• [Exercise brief]:
Would you show every line from the records that holds "data"?

• [Recorded information]:
-- Opening Marker --

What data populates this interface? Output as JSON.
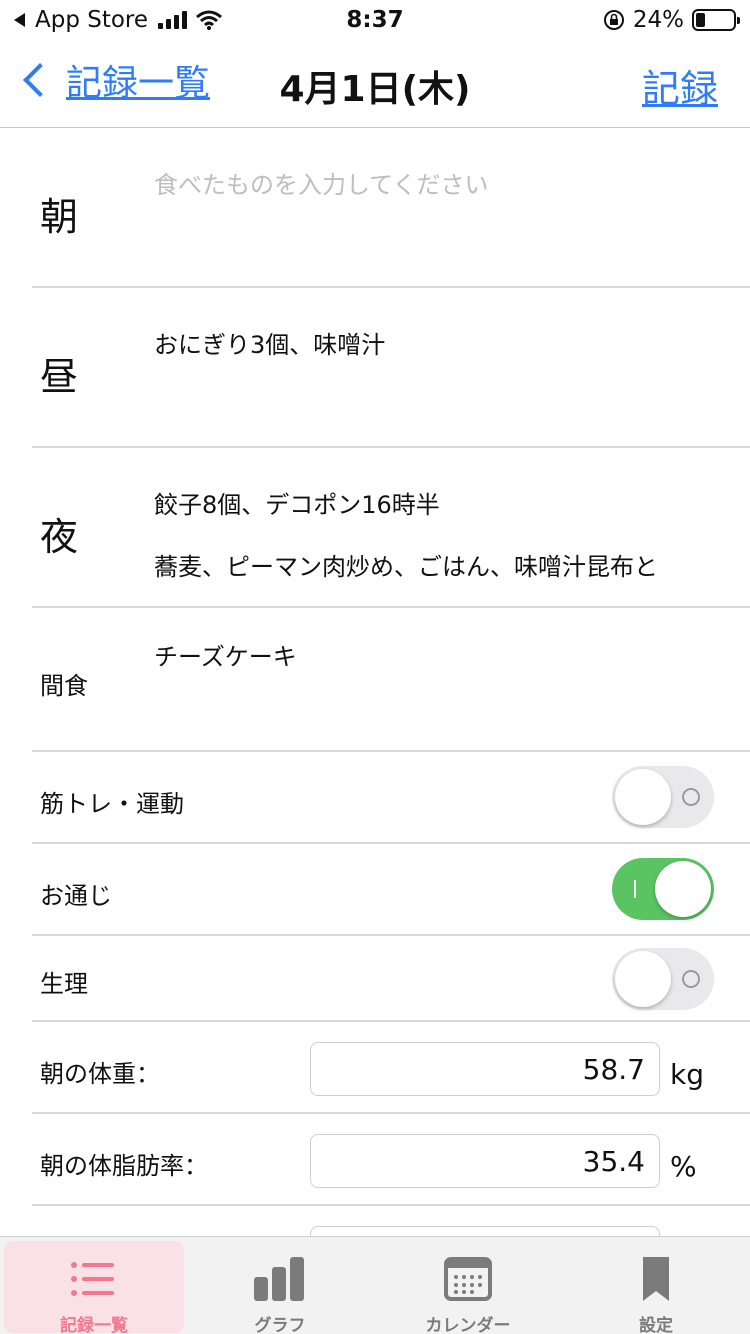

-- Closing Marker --
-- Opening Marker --

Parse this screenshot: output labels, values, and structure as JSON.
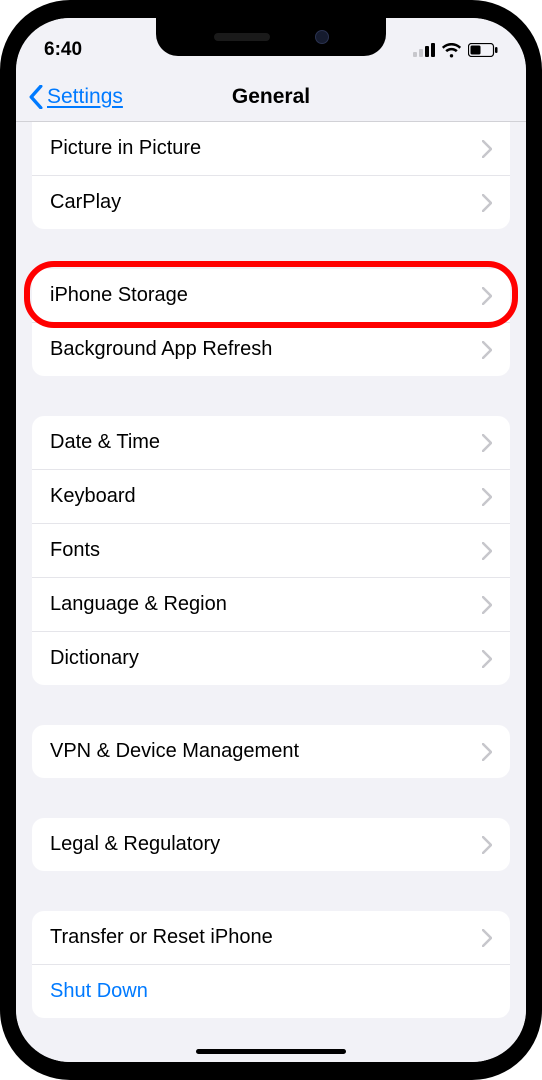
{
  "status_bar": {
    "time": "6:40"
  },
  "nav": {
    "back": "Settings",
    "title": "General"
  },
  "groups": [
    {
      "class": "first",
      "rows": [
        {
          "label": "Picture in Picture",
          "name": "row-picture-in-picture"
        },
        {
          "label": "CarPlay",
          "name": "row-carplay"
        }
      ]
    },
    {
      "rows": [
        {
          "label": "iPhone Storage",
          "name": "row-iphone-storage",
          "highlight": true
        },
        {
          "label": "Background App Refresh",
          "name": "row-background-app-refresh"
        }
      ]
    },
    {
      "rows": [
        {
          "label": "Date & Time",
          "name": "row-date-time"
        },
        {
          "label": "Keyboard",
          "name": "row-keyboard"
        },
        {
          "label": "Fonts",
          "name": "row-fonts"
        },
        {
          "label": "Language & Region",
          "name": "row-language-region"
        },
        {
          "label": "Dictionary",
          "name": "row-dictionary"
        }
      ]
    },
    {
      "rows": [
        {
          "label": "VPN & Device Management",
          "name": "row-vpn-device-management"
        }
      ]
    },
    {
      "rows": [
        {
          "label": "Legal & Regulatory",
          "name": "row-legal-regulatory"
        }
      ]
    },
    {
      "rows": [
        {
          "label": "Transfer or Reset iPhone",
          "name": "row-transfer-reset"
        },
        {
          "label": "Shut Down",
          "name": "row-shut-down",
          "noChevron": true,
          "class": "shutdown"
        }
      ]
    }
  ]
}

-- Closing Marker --
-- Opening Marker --

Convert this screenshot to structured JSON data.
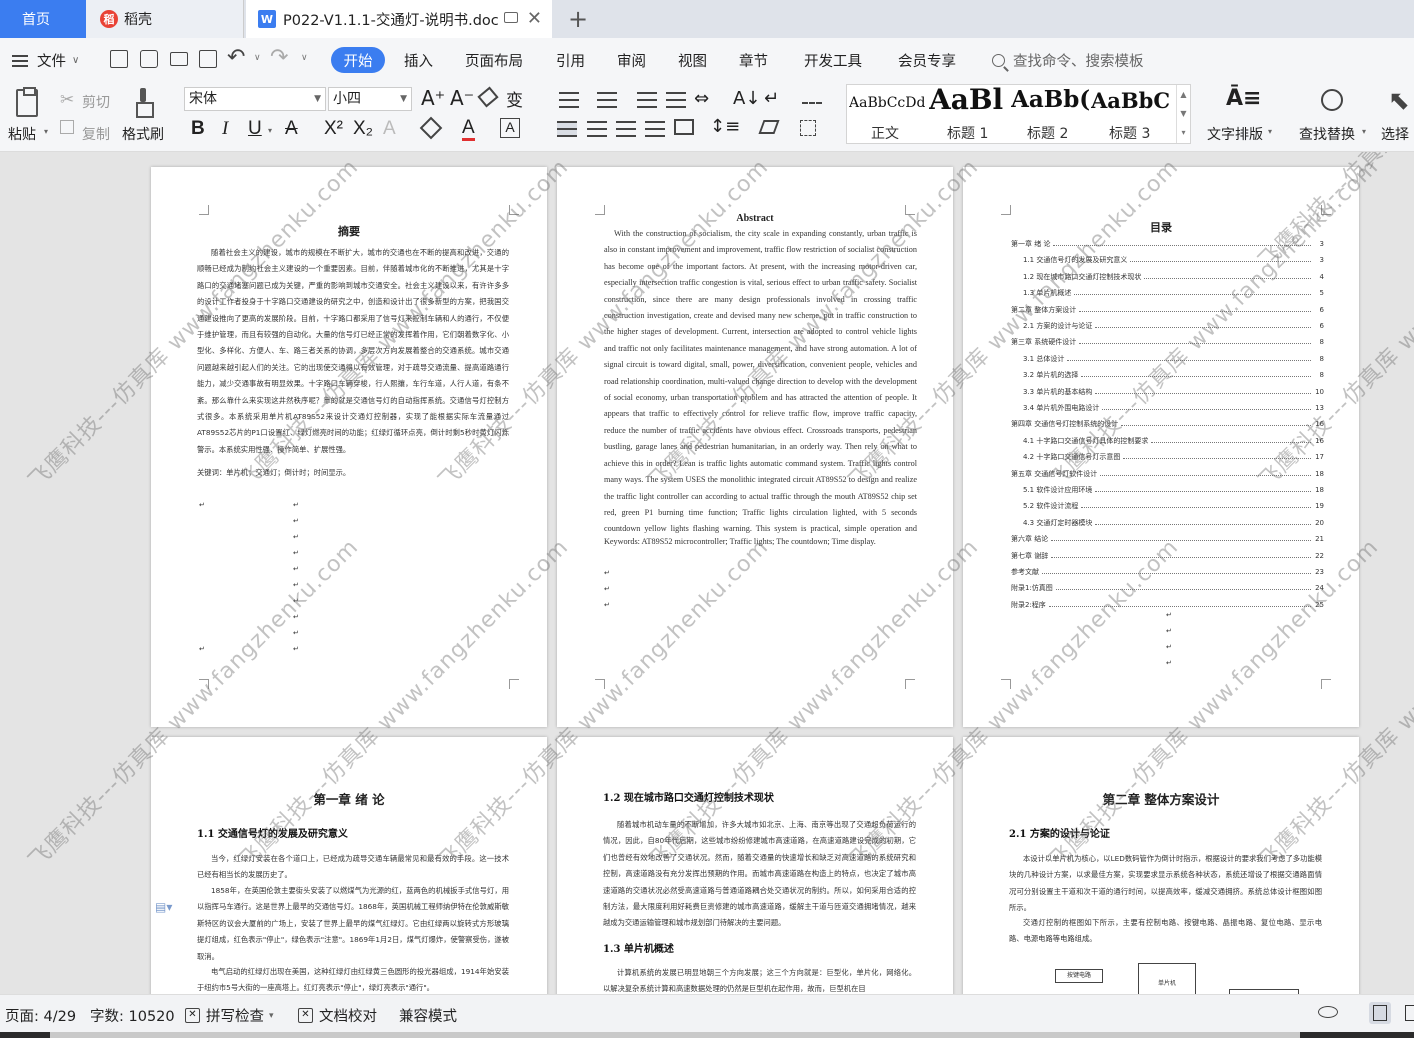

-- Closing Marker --

• [Worked solution]:
What data populates this interface? Output as JSON.
Convert this screenshot to structured JSON data.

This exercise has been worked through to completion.